In any marriage, if one of the spouses is genuinely gifted and has the potential to be a huge success, it best thing the other spouse can do for the marriage is to help them reach that level. Some examples that come to mind of men who work full-time to support their highly talented wives, are Chandrodoy Ghosh (Mamata Shankar's husband) and John Shaw (Kiran Mazumdar-Shaw's husband).

Men have not played a supporting role in marriage traditionally so it does not come to them naturally or easily. It would take a very loving, generous spirit and a lot of respect for his wife's talents for a man to give up his own identity to enhance hers. Needless to say, these women are incredibly lucky to have such men in their lives.

One of the worst scenarios involves a woman who really is average but is convinced that she could go far if she dedicated herself to her career. She is married to a man who is average too but more aware of his limitations than she is of hers. Such a woman will demand huge sacrifices from the family as she pursues she Quixotic career ambitions.

The man is left to hold fort while she is out slaying the corporate dragons.

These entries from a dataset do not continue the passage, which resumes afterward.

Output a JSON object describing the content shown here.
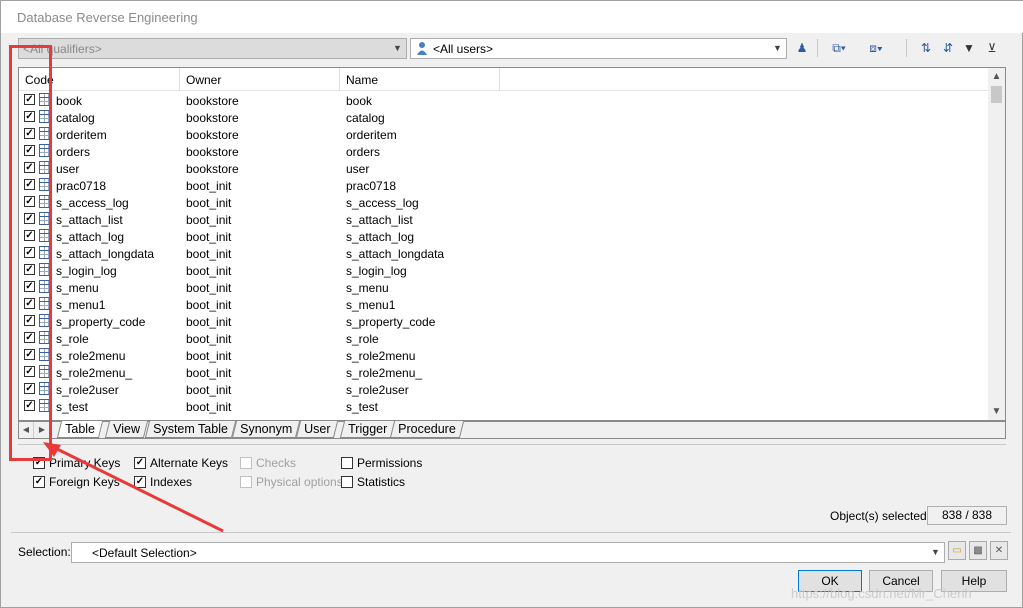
{
  "window": {
    "title": "Database Reverse Engineering"
  },
  "filters": {
    "qualifier": "<All qualifiers>",
    "user": "<All users>"
  },
  "toolbar": {
    "icons": [
      "user-filter-icon",
      "select-all-icon",
      "deselect-all-icon",
      "move-up-icon",
      "move-down-icon",
      "filter-icon",
      "clear-filter-icon"
    ]
  },
  "list": {
    "columns": [
      "Code",
      "Owner",
      "Name"
    ],
    "rows": [
      {
        "code": "book",
        "owner": "bookstore",
        "name": "book"
      },
      {
        "code": "catalog",
        "owner": "bookstore",
        "name": "catalog"
      },
      {
        "code": "orderitem",
        "owner": "bookstore",
        "name": "orderitem"
      },
      {
        "code": "orders",
        "owner": "bookstore",
        "name": "orders"
      },
      {
        "code": "user",
        "owner": "bookstore",
        "name": "user"
      },
      {
        "code": "prac0718",
        "owner": "boot_init",
        "name": "prac0718"
      },
      {
        "code": "s_access_log",
        "owner": "boot_init",
        "name": "s_access_log"
      },
      {
        "code": "s_attach_list",
        "owner": "boot_init",
        "name": "s_attach_list"
      },
      {
        "code": "s_attach_log",
        "owner": "boot_init",
        "name": "s_attach_log"
      },
      {
        "code": "s_attach_longdata",
        "owner": "boot_init",
        "name": "s_attach_longdata"
      },
      {
        "code": "s_login_log",
        "owner": "boot_init",
        "name": "s_login_log"
      },
      {
        "code": "s_menu",
        "owner": "boot_init",
        "name": "s_menu"
      },
      {
        "code": "s_menu1",
        "owner": "boot_init",
        "name": "s_menu1"
      },
      {
        "code": "s_property_code",
        "owner": "boot_init",
        "name": "s_property_code"
      },
      {
        "code": "s_role",
        "owner": "boot_init",
        "name": "s_role"
      },
      {
        "code": "s_role2menu",
        "owner": "boot_init",
        "name": "s_role2menu"
      },
      {
        "code": "s_role2menu_",
        "owner": "boot_init",
        "name": "s_role2menu_"
      },
      {
        "code": "s_role2user",
        "owner": "boot_init",
        "name": "s_role2user"
      },
      {
        "code": "s_test",
        "owner": "boot_init",
        "name": "s_test"
      }
    ]
  },
  "tabs": [
    "Table",
    "View",
    "System Table",
    "Synonym",
    "User",
    "Trigger",
    "Procedure"
  ],
  "active_tab": "Table",
  "options": [
    {
      "label": "Primary Keys",
      "checked": true,
      "enabled": true
    },
    {
      "label": "Alternate Keys",
      "checked": true,
      "enabled": true
    },
    {
      "label": "Checks",
      "checked": false,
      "enabled": false
    },
    {
      "label": "Permissions",
      "checked": false,
      "enabled": true
    },
    {
      "label": "Foreign Keys",
      "checked": true,
      "enabled": true
    },
    {
      "label": "Indexes",
      "checked": true,
      "enabled": true
    },
    {
      "label": "Physical options",
      "checked": false,
      "enabled": false
    },
    {
      "label": "Statistics",
      "checked": false,
      "enabled": true
    }
  ],
  "status": {
    "selected_label": "Object(s) selected:",
    "selected_value": "838 / 838"
  },
  "selection": {
    "label": "Selection:",
    "value": "<Default Selection>"
  },
  "buttons": {
    "ok": "OK",
    "cancel": "Cancel",
    "help": "Help"
  },
  "watermark": "https://blog.csdn.net/Mr_Chenh",
  "colors": {
    "highlight": "#e83a3a",
    "ok_border": "#0078d7"
  }
}
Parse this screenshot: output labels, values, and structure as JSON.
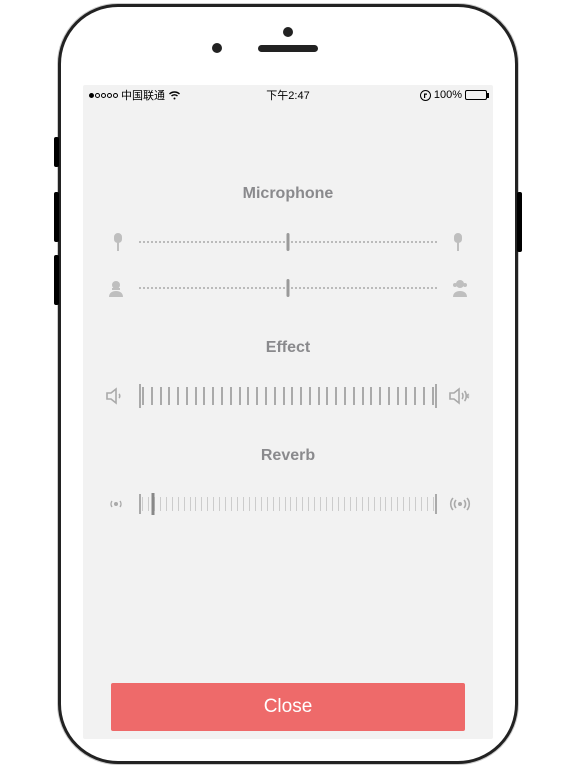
{
  "status": {
    "carrier": "中国联通",
    "time": "下午2:47",
    "battery_pct": "100%",
    "signal_filled": 1,
    "signal_total": 5
  },
  "sections": {
    "microphone": {
      "title": "Microphone"
    },
    "effect": {
      "title": "Effect"
    },
    "reverb": {
      "title": "Reverb"
    }
  },
  "sliders": {
    "earbud_balance": {
      "value_pct": 50
    },
    "voice_gender": {
      "value_pct": 50
    },
    "effect_level": {
      "value_pct": 100
    },
    "reverb_amount": {
      "value_pct": 4
    }
  },
  "buttons": {
    "close": "Close"
  },
  "icons": {
    "earbud_left": "earbud-left-icon",
    "earbud_right": "earbud-right-icon",
    "voice_male": "male-voice-icon",
    "voice_female": "female-voice-icon",
    "speaker_low": "speaker-low-icon",
    "speaker_high": "speaker-high-icon",
    "reverb_small": "reverb-small-icon",
    "reverb_large": "reverb-large-icon"
  }
}
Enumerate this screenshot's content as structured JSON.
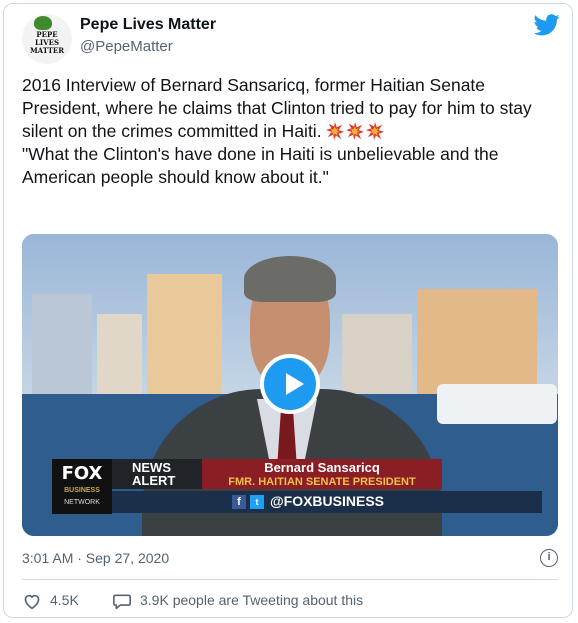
{
  "user": {
    "display_name": "Pepe Lives Matter",
    "handle": "@PepeMatter",
    "avatar_text": [
      "PEPE",
      "LIVES",
      "MATTER"
    ]
  },
  "tweet": {
    "line1": "2016 Interview of Bernard Sansaricq, former Haitian Senate President, where he claims that Clinton tried to pay for him to stay silent on the crimes committed in Haiti.",
    "line2": "\"What the Clinton's have done in Haiti is unbelievable and the American people should know about it.\"",
    "emoji": "collision-icon"
  },
  "video": {
    "network": "FOX",
    "network_sub": "BUSINESS",
    "network_tag": "NETWORK",
    "alert_label": "NEWS ALERT",
    "lower_third_name": "Bernard Sansaricq",
    "lower_third_title": "FMR. HAITIAN SENATE PRESIDENT",
    "social_handle": "@FOXBUSINESS",
    "fb_glyph": "f",
    "tw_glyph": "t"
  },
  "meta": {
    "timestamp": "3:01 AM · Sep 27, 2020",
    "likes": "4.5K",
    "conversation": "3.9K people are Tweeting about this",
    "info_glyph": "i"
  },
  "colors": {
    "accent": "#1d9bf0",
    "muted": "#536471",
    "lower_third_red": "#8b1d24",
    "gold": "#f1c14a"
  }
}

The kids grow up nearly motherless and cling to the father like their life depended on it. If roles were reversed and the man were to have career ambitions that were out of proportion with his abilities, the family would still suffer but a lot less. The kids would still have a mother which makes a big difference to their lives at a tender age.


Anonymous said...

One big problem women have is they are uncomfortable with the idea of house husband. And this comes from not women who are superstars and have great potential.

Heartcrossings said...

Anon - In that scenario a house-husband does not make much sense does it ? He might as well work so there is a second income. For both average men and women, the spouse is better served working than not if the couple have aspirations (material mainly) that a single income cannot fulfill. Sometimes, the additional income is not enough to offset the cost of childcare etc in which case the best option is to stay home.

For a house-husband situation to work out it would require a man to be supremely comfortable in his skin married to a woman who is secure about herself, respects the man for the role he is playing now but is also very confident that he could be successful in the world outside home.

Anonymous said...

I agree. I was trying to make a case when woman of the house makes enough money to support the family. I would take liberty to quote 2 of my friends. Both went to top ivies in US and make six figure salary. I asked them what if they become very successful and make 5-10 times more than their husband. Would they be fine if their husband wants to become house husband. Both of them very NO ...They want their husband to be working even if he does not make much. I guess most woman are uncomfortable of introducing their husband to their friends as homemaker.

ggop said...

Great topic! Leave it to you HC for giving people a reality check on their talent :-)

The only guys who get a pass from their spouses at being stay at home dads are those who are successful in the creative field. (Authors etc.)

Anonymous said...

Hmmm... what about a couple who are working on thier 2nd career (b/c 1st one didn't pan out)? In this bad U.S. economy, I'm sure this is occurring at great rates. Hubby & wife may be living in 2 diff states/countries. They may be going for 2nd degree at night. This can create a LOT of stress!